Think you’re clever enough to recognize a phishing attempt? Think again. Cybercriminals are getting smarter and their phishing skills are getting better, but we’ve put together this list of clues to help you avoid a costly error.
By Sharon Florentine (This story originally published in CIO)
No one wants to believe they’d fall for a phishing scam. Yet, according to Verizon’s 2016 Data Breach Investigations Report, 30 percent of phishing emails get opened. Yes, that’s right — 30 percent. That incredible click-through rate explains why these attacks remain so popular: it just works.
Phishing works because cybercriminals take great pains to camouflage their “bait” as legitimate email communication, hoping to convince targets to reveal login and password information and/or download malware, but there are still a number of ways to identify phishing emails. Here are five of the most common elements to look for.
1. Expect the unexpected
In a 2016 report from Wombat Security, organizations reported that the most successful phishing attacks were disguised as something an employee was expecting, like an HR document, a shipping confirmation or a request to change a password that looked like it came from the IT department.
Make sure to scrutinize any such emails before you download attachments or click on any included links, and use common sense.
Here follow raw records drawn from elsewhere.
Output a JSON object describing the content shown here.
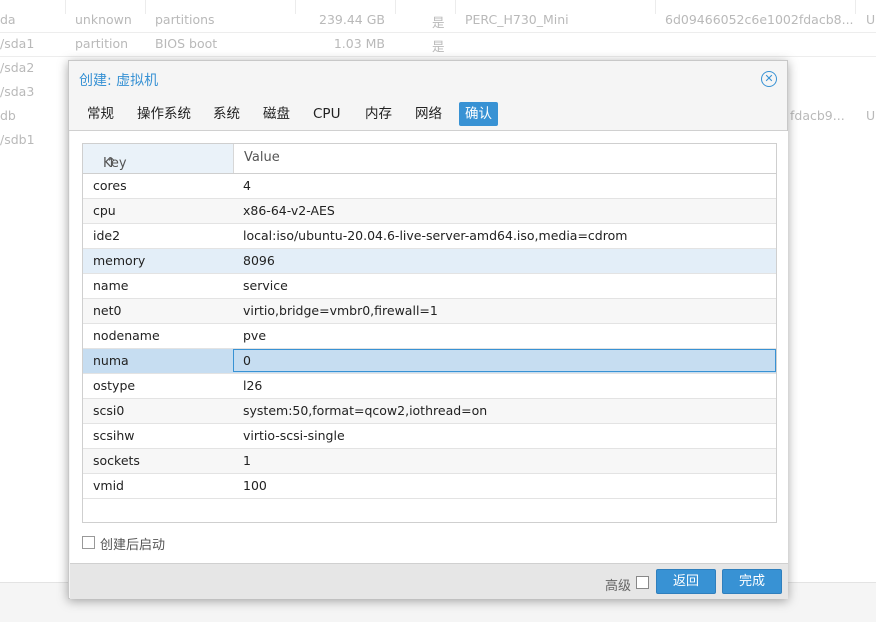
{
  "background": {
    "rows": [
      {
        "device": "da",
        "type": "unknown",
        "usage": "partitions",
        "size": "239.44 GB",
        "gpt": "是",
        "model": "PERC_H730_Mini",
        "serial": "6d09466052c6e1002fdacb8...",
        "s": "U"
      },
      {
        "device": "/sda1",
        "type": "partition",
        "usage": "BIOS boot",
        "size": "1.03 MB",
        "gpt": "是",
        "model": "",
        "serial": "",
        "s": ""
      },
      {
        "device": "/sda2",
        "type": "",
        "usage": "",
        "size": "",
        "gpt": "",
        "model": "",
        "serial": "",
        "s": ""
      },
      {
        "device": "/sda3",
        "type": "",
        "usage": "",
        "size": "",
        "gpt": "",
        "model": "",
        "serial": "",
        "s": ""
      },
      {
        "device": "db",
        "type": "",
        "usage": "",
        "size": "",
        "gpt": "",
        "model": "",
        "serial": "fdacb9...",
        "s": "U"
      },
      {
        "device": "/sdb1",
        "type": "",
        "usage": "",
        "size": "",
        "gpt": "",
        "model": "",
        "serial": "",
        "s": ""
      }
    ]
  },
  "dialog": {
    "title": "创建: 虚拟机",
    "close_icon": "close-circle-icon",
    "tabs": [
      {
        "label": "常规"
      },
      {
        "label": "操作系统"
      },
      {
        "label": "系统"
      },
      {
        "label": "磁盘"
      },
      {
        "label": "CPU"
      },
      {
        "label": "内存"
      },
      {
        "label": "网络"
      },
      {
        "label": "确认",
        "active": true
      }
    ],
    "grid": {
      "key_header": "Key",
      "sort_icon": "↑",
      "value_header": "Value",
      "rows": [
        {
          "key": "cores",
          "value": "4"
        },
        {
          "key": "cpu",
          "value": "x86-64-v2-AES"
        },
        {
          "key": "ide2",
          "value": "local:iso/ubuntu-20.04.6-live-server-amd64.iso,media=cdrom"
        },
        {
          "key": "memory",
          "value": "8096"
        },
        {
          "key": "name",
          "value": "service"
        },
        {
          "key": "net0",
          "value": "virtio,bridge=vmbr0,firewall=1"
        },
        {
          "key": "nodename",
          "value": "pve"
        },
        {
          "key": "numa",
          "value": "0"
        },
        {
          "key": "ostype",
          "value": "l26"
        },
        {
          "key": "scsi0",
          "value": "system:50,format=qcow2,iothread=on"
        },
        {
          "key": "scsihw",
          "value": "virtio-scsi-single"
        },
        {
          "key": "sockets",
          "value": "1"
        },
        {
          "key": "vmid",
          "value": "100"
        }
      ]
    },
    "start_after_create_label": "创建后启动",
    "advanced_label": "高级",
    "back_label": "返回",
    "finish_label": "完成",
    "accent_color": "#3892d4"
  }
}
Did you actually order anything for which you’re expecting a confirmation? Did the email come from a store you don’t usually order supplies from? If so, it’s probably a phishing attempt.
Don’t hesitate to call a company’s customer service line, your HR department or IT department to confirm that any such emails are legitimate – it’s better to be safe than sorry.
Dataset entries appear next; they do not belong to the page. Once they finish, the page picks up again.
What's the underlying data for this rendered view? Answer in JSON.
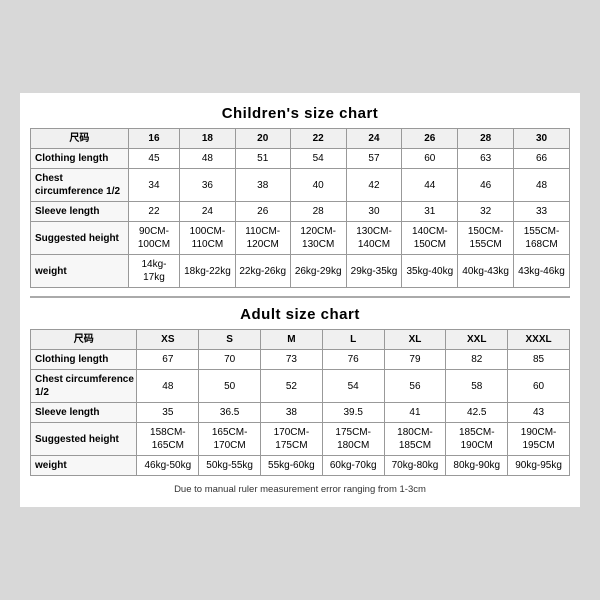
{
  "children_title": "Children's size chart",
  "adult_title": "Adult size chart",
  "footnote": "Due to manual ruler measurement error ranging from 1-3cm",
  "children": {
    "header_label": "尺码",
    "sizes": [
      "16",
      "18",
      "20",
      "22",
      "24",
      "26",
      "28",
      "30"
    ],
    "rows": [
      {
        "label": "Clothing length",
        "values": [
          "45",
          "48",
          "51",
          "54",
          "57",
          "60",
          "63",
          "66"
        ]
      },
      {
        "label": "Chest circumference 1/2",
        "values": [
          "34",
          "36",
          "38",
          "40",
          "42",
          "44",
          "46",
          "48"
        ]
      },
      {
        "label": "Sleeve length",
        "values": [
          "22",
          "24",
          "26",
          "28",
          "30",
          "31",
          "32",
          "33"
        ]
      },
      {
        "label": "Suggested height",
        "values": [
          "90CM-100CM",
          "100CM-110CM",
          "110CM-120CM",
          "120CM-130CM",
          "130CM-140CM",
          "140CM-150CM",
          "150CM-155CM",
          "155CM-168CM"
        ]
      },
      {
        "label": "weight",
        "values": [
          "14kg-17kg",
          "18kg-22kg",
          "22kg-26kg",
          "26kg-29kg",
          "29kg-35kg",
          "35kg-40kg",
          "40kg-43kg",
          "43kg-46kg"
        ]
      }
    ]
  },
  "adult": {
    "header_label": "尺码",
    "sizes": [
      "XS",
      "S",
      "M",
      "L",
      "XL",
      "XXL",
      "XXXL"
    ],
    "rows": [
      {
        "label": "Clothing length",
        "values": [
          "67",
          "70",
          "73",
          "76",
          "79",
          "82",
          "85"
        ]
      },
      {
        "label": "Chest circumference 1/2",
        "values": [
          "48",
          "50",
          "52",
          "54",
          "56",
          "58",
          "60"
        ]
      },
      {
        "label": "Sleeve length",
        "values": [
          "35",
          "36.5",
          "38",
          "39.5",
          "41",
          "42.5",
          "43"
        ]
      },
      {
        "label": "Suggested height",
        "values": [
          "158CM-165CM",
          "165CM-170CM",
          "170CM-175CM",
          "175CM-180CM",
          "180CM-185CM",
          "185CM-190CM",
          "190CM-195CM"
        ]
      },
      {
        "label": "weight",
        "values": [
          "46kg-50kg",
          "50kg-55kg",
          "55kg-60kg",
          "60kg-70kg",
          "70kg-80kg",
          "80kg-90kg",
          "90kg-95kg"
        ]
      }
    ]
  }
}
2. Name check
If you receive an email or even an instant message from someone you don’t know directing you to sign in to a website, be wary, especially if that person is urging you to give up your password or social security number. Legitimate companies never ask for this information via instant message or email, so this is a huge red flag. Your bank doesn’t need you to send your account number — they already have that information. Ditto with sending a credit card number or the answer to a security question.
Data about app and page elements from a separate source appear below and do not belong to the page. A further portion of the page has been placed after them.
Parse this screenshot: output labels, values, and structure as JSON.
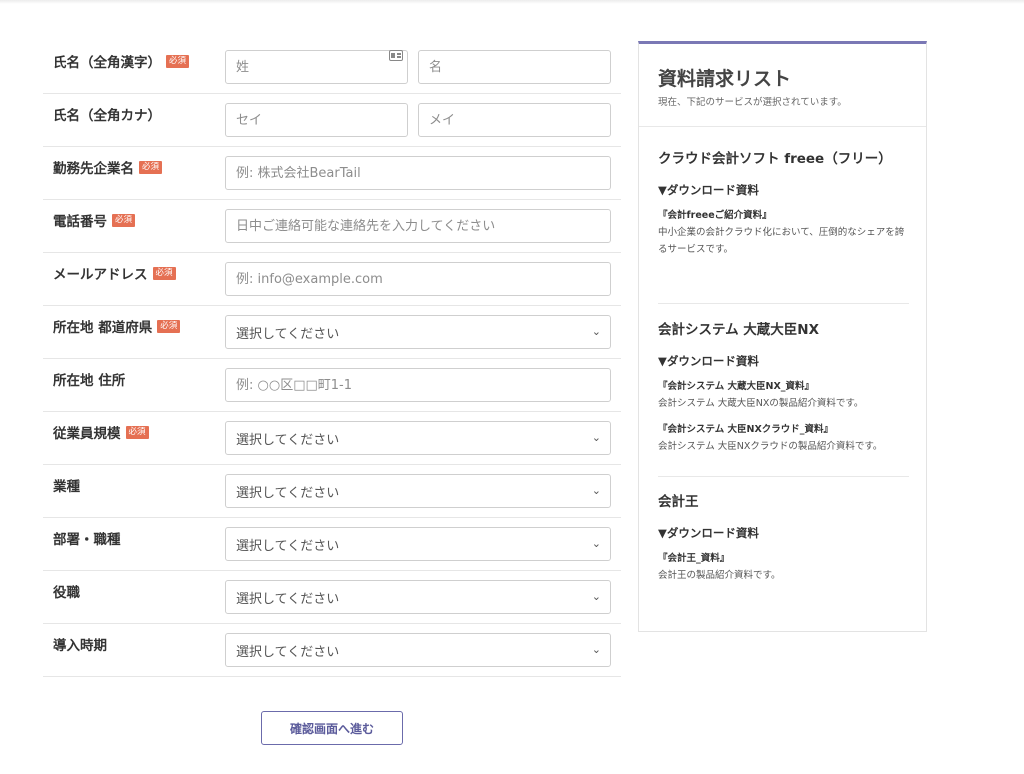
{
  "required_badge": "必須",
  "form": {
    "fields": [
      {
        "label": "氏名（全角漢字）",
        "required": true,
        "type": "split",
        "placeholders": [
          "姓",
          "名"
        ]
      },
      {
        "label": "氏名（全角カナ）",
        "required": false,
        "type": "split",
        "placeholders": [
          "セイ",
          "メイ"
        ]
      },
      {
        "label": "勤務先企業名",
        "required": true,
        "type": "text",
        "placeholder": "例: 株式会社BearTail"
      },
      {
        "label": "電話番号",
        "required": true,
        "type": "text",
        "placeholder": "日中ご連絡可能な連絡先を入力してください"
      },
      {
        "label": "メールアドレス",
        "required": true,
        "type": "text",
        "placeholder": "例: info@example.com"
      },
      {
        "label": "所在地 都道府県",
        "required": true,
        "type": "select",
        "value": "選択してください"
      },
      {
        "label": "所在地 住所",
        "required": false,
        "type": "text",
        "placeholder": "例: ○○区□□町1-1"
      },
      {
        "label": "従業員規模",
        "required": true,
        "type": "select",
        "value": "選択してください"
      },
      {
        "label": "業種",
        "required": false,
        "type": "select",
        "value": "選択してください"
      },
      {
        "label": "部署・職種",
        "required": false,
        "type": "select",
        "value": "選択してください"
      },
      {
        "label": "役職",
        "required": false,
        "type": "select",
        "value": "選択してください"
      },
      {
        "label": "導入時期",
        "required": false,
        "type": "select",
        "value": "選択してください"
      }
    ],
    "submit_label": "確認画面へ進む"
  },
  "panel": {
    "title": "資料請求リスト",
    "subtitle": "現在、下記のサービスが選択されています。",
    "services": [
      {
        "name": "クラウド会計ソフト freee（フリー）",
        "download_heading": "▼ダウンロード資料",
        "docs": [
          {
            "title": "『会計freeeご紹介資料』",
            "desc": "中小企業の会計クラウド化において、圧倒的なシェアを誇るサービスです。"
          }
        ]
      },
      {
        "name": "会計システム 大蔵大臣NX",
        "download_heading": "▼ダウンロード資料",
        "docs": [
          {
            "title": "『会計システム 大蔵大臣NX_資料』",
            "desc": "会計システム 大蔵大臣NXの製品紹介資料です。"
          },
          {
            "title": "『会計システム 大臣NXクラウド_資料』",
            "desc": "会計システム 大臣NXクラウドの製品紹介資料です。"
          }
        ]
      },
      {
        "name": "会計王",
        "download_heading": "▼ダウンロード資料",
        "docs": [
          {
            "title": "『会計王_資料』",
            "desc": "会計王の製品紹介資料です。"
          }
        ]
      }
    ]
  },
  "icons": {
    "contact_card": "contact-card-icon",
    "select_arrow": "chevron-down-icon"
  }
}
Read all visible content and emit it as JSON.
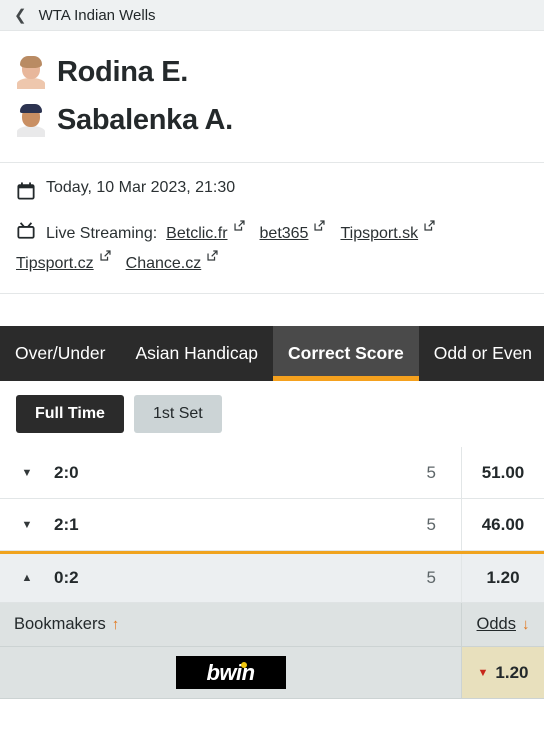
{
  "topbar": {
    "back_icon": "chevron-left-icon",
    "title": "WTA Indian Wells"
  },
  "players": [
    {
      "name": "Rodina E.",
      "avatar": "player-photo"
    },
    {
      "name": "Sabalenka A.",
      "avatar": "player-photo"
    }
  ],
  "info": {
    "calendar_icon": "calendar-icon",
    "datetime": "Today, 10 Mar 2023, 21:30",
    "tv_icon": "tv-icon",
    "streaming_label": "Live Streaming:",
    "streams": [
      "Betclic.fr",
      "bet365",
      "Tipsport.sk",
      "Tipsport.cz",
      "Chance.cz"
    ],
    "external_icon": "external-link-icon"
  },
  "tabs": [
    {
      "label": "Over/Under",
      "active": false
    },
    {
      "label": "Asian Handicap",
      "active": false
    },
    {
      "label": "Correct Score",
      "active": true
    },
    {
      "label": "Odd or Even",
      "active": false
    }
  ],
  "periods": [
    {
      "label": "Full Time",
      "active": true
    },
    {
      "label": "1st Set",
      "active": false
    }
  ],
  "odds_rows": [
    {
      "caret": "▼",
      "score": "2:0",
      "count": "5",
      "odds": "51.00",
      "expanded": false
    },
    {
      "caret": "▼",
      "score": "2:1",
      "count": "5",
      "odds": "46.00",
      "expanded": false
    },
    {
      "caret": "▲",
      "score": "0:2",
      "count": "5",
      "odds": "1.20",
      "expanded": true
    }
  ],
  "bookmakers_header": {
    "left_label": "Bookmakers",
    "left_arrow": "↑",
    "right_label": "Odds",
    "right_arrow": "↓"
  },
  "bookmaker_rows": [
    {
      "name": "bwin",
      "odds": "1.20",
      "trend": "▼"
    }
  ],
  "colors": {
    "accent_orange": "#f0a31e",
    "tab_dark": "#2b2b2b",
    "tab_active": "#4a4a4a",
    "expanded_bg": "#eceff1",
    "bookmaker_bg": "#dde2e2",
    "odds_highlight": "#e8e0bd",
    "trend_down": "#c7271b"
  }
}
You also should double-check the “From” address of any suspicious email; some phishing attempts use a sender’s email address that is similar to, but not the same as, a company’s official email address.
3. Don’t click on unrecognized links
Typically, phishing scams try to convince you to provide your username and password, so they can gain access to your online accounts. From there, they can empty your bank accounts, make unauthorized charges on your credit cards, steal data, read your email and lock you out of your accounts.
Often, they’ll include embedded URLs that take you to a different site. At first glance, these URLs can look perfectly valid, but if you hover your cursor over the URL, you can usually see the actual hyperlink. If the hyperlinked address is different than what’s displayed, it’s probably a phishing attempt and you should not click through.
Another trick phishing scams use is misleading domain names. Most users aren’t familiar with the DNS naming structure, and therefore are fooled when they see what looks like a legitimate company name within a URL. Standard DNS naming convention is Child Domain dot Full Domain dot com; for example, info.LegitExampleCorp.com. A link to that site would go to the “Information” page of the Legitimate Example Corporation’s web site.
A phishing scam’s misleading domain name, however, would be structured differently; it would incorporate the legitimate business name, but it would be placed before the actual, malicious domain to which a target would be directed. For instance, Name of Legit Domain dot Actual Dangerous Domain dot com: LegitExampleCorp.com.MaliciousDomain.com.
To an average user, simply seeing the legitimate business name anywhere in the URL would reassure them that it was safe to click through. Spoiler alert: it’s not.
4. Poor spelling and/or grammar
It’s highly unlikely that a corporate communications department would send messages to its customer base without going through at least a few rounds of spelling and grammar checks, editing and proofreading. If the email you receive is riddled with these errors, it’s a scam.
You should also be skeptical of generic greetings like, “Dear Customer” or “Dear Member.” These should both raise a red flag because most companies would use your name in their email greetings.
5. Are you threatening me?
“Urgent action required!” “Your account will be closed!” “Your account has been compromised!” These intimidation tactics are becoming more common than the promise of “instant riches”; taking advantage of your anxiety and concern to get you to provide your personal information. Don’t hesitate to call your bank or financial institution to confirm if something just doesn’t seem right.
And scammers aren’t just using banks, credit cards and email providers as cover for their scams, many are using the threat of action from government agencies like the IRS and the FBI to scare unwitting targets into giving up the goods. Here’s the thing: government agencies, especially, do not use email as their initial means of communication.
This is by no means a comprehensive list. Phishing scammers are constantly evolving, and their methods are becoming more cunning and difficult to trace. New tactics include end of the year healthcare open enrollment scams, low priced Amazon bargains, and tax season attempts.
So, trust your gut. If an offer seems too good to be true, it probably is. If something seems even the slightest bit “off”, don’t open the email or click on links.